“Mac who?” Ronald chuckled when phoned to comment on this story, and hung up.
“So yeah,” Mac continues, “life got all sorts of shitty after that.”
He tried to tour with his new-found fame, abandoning his birth name and legally securing the right to call himself by the McDonald’s trademark – “It’s the least those dicks could do for me” – but the tour faltered almost from the start. Mac Tonight Comes Alive played its first shows to less than half full audiences at the Chicago Stadium, followed by a grueling 25 city trek which nearly bankrupted all involved by the time the gates were shuttered for good at the Hollywood Bowl.

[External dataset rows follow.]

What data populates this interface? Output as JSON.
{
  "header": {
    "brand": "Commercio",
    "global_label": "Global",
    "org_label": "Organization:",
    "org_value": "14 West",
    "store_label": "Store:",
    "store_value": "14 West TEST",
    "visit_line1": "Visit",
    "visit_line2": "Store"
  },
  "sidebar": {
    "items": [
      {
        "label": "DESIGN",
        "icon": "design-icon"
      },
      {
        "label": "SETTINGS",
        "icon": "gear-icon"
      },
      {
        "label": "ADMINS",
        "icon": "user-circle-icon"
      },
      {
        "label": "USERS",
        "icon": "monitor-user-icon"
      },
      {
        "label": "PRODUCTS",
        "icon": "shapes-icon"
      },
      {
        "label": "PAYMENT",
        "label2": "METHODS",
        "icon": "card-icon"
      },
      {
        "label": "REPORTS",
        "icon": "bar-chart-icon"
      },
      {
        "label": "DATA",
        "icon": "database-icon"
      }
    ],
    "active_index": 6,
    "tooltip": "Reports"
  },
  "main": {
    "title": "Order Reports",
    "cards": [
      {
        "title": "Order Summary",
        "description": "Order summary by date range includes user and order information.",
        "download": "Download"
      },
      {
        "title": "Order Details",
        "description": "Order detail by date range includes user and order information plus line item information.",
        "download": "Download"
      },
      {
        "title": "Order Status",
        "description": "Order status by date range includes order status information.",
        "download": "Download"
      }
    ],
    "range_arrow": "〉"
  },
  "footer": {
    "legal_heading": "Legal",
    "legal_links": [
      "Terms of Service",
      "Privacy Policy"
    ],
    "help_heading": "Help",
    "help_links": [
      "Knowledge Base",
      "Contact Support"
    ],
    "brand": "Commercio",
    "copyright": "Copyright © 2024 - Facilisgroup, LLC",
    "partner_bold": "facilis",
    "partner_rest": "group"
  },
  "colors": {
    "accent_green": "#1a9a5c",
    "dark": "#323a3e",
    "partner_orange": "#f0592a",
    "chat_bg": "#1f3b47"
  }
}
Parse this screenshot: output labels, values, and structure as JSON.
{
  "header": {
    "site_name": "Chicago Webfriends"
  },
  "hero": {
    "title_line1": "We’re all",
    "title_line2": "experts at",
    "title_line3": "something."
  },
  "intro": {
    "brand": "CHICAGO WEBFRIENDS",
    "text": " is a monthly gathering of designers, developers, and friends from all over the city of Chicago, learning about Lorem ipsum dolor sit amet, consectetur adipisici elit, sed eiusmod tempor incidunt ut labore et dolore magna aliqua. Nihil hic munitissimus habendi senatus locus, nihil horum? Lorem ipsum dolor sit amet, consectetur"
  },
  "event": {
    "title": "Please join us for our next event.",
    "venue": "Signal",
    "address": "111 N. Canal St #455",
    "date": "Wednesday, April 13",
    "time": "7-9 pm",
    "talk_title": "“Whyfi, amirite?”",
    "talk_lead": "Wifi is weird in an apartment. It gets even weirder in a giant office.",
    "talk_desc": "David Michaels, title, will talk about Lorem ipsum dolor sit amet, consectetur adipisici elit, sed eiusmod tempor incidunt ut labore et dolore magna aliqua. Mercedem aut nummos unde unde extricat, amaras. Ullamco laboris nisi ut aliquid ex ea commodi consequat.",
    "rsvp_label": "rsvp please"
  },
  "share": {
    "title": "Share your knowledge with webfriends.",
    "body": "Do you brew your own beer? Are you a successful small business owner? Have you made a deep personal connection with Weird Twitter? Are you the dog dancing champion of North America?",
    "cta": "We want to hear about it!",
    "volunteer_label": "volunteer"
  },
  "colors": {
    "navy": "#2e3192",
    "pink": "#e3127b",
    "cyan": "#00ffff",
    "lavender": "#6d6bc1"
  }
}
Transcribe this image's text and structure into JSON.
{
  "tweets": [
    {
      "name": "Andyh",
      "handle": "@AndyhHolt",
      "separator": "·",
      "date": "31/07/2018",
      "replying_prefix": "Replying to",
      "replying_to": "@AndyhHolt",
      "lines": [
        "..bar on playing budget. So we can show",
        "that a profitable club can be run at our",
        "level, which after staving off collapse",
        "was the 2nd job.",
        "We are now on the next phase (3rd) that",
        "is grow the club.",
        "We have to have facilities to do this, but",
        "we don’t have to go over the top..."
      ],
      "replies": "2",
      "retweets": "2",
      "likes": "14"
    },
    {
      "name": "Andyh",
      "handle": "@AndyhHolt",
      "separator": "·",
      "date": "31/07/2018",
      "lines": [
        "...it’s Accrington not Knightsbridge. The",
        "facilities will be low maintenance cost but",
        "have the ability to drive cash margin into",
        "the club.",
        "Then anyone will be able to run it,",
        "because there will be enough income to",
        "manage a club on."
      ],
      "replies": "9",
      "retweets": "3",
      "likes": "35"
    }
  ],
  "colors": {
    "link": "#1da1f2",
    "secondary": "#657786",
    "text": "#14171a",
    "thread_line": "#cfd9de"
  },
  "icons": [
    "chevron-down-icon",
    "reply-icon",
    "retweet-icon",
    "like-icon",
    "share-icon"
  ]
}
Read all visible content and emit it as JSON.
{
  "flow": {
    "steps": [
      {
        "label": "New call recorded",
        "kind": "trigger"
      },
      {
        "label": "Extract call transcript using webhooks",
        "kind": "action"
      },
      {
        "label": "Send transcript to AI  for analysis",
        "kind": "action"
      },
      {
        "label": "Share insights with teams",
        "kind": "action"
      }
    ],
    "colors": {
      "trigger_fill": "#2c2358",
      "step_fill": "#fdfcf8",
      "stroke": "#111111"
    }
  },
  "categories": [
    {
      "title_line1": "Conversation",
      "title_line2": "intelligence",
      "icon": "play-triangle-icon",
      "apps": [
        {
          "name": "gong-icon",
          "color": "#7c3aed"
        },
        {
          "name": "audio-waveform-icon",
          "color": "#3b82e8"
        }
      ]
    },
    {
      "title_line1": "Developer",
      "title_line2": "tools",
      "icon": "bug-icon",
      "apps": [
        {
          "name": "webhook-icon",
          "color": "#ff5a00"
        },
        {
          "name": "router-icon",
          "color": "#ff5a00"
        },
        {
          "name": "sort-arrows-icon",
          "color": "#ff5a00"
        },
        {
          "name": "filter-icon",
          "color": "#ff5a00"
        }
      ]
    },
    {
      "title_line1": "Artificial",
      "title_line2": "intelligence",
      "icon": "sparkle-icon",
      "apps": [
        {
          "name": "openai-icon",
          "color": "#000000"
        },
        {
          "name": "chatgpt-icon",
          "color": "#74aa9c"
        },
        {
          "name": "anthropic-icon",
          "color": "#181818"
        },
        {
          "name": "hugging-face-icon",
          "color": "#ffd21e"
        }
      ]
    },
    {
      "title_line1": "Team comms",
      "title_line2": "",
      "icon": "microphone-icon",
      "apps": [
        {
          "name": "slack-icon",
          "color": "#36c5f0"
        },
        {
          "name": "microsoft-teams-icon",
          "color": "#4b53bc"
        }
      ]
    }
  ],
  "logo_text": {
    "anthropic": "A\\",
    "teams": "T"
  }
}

“Best show anyone’s ever seen,” Mac defends, “even if only a few hundred were there.” Two weeks later, Mac was busted for possession. “Framed! Are you kidding? You think me – with like the second most recognizable head in the world – Grimace – is gonna buy and carry crack cocaine? That shit’s fucking insane. It was a frame up, no question in my mind. Some chump asshole trying to make a name for himself. So yeah, I did five years in Joliet – kept getting into brawls, everyone wanted a piece of the Moon Daddy. I don’t lay down for no one!”
It was a hard road after that. More touring with little success, accepting small gigs wherever he could, open mic nights, karaoke bars, talent shows, subway performances. “I tried doing a touring comedy/music show with the Noid for a while, but that dude is a goddamn freak. The unholy shit that happened on that tour bus I can never forget, no matter how much I want to. Fuck the Noid, seriously.” Finally, with American options shot, Mac hopped a freighter bound for Indonesia, dabbled in the occult and homosexuality during the long voyage – “they thought I was their God on board for a while, so I got a lot of ass” – and then wound through Southeast Asia and the Subcontinent.
“So why am I in Bangalore? Did I just fall in love with the place? Are you kidding? I’m huge in Bangalore. These folks can’t get enough of the singing celestial object. I can’t walk down the street. I’ve even had some discussions with Oak Brook again, they’re saying I could end up in commercials in their Asian markets. Everyone loves a comeback story. It’s the American way. And hopefully, soon, the Indian way as well.”
Mac then went back for the 10 o’clock show – his seventh of the day – perhaps a step slower, perhaps a few beats down from his heyday performances, slowed by delusion and bitterness accrued over decades. He’s a stranger to the world, living as an expatriate, unable to hide for a second due to his awesome deformity (“Or is it?” he’s quick to ask). But he still hammers away at the keys, still flashes that huge grin, still hawks a late night menu that needs no further promotion. He’s a man lost in time, lost in space, confused, alone, ravaged by self-abuse, and desperate for redemption. All his thoughts are bent on a return to the limelight, a renaissance that may never come.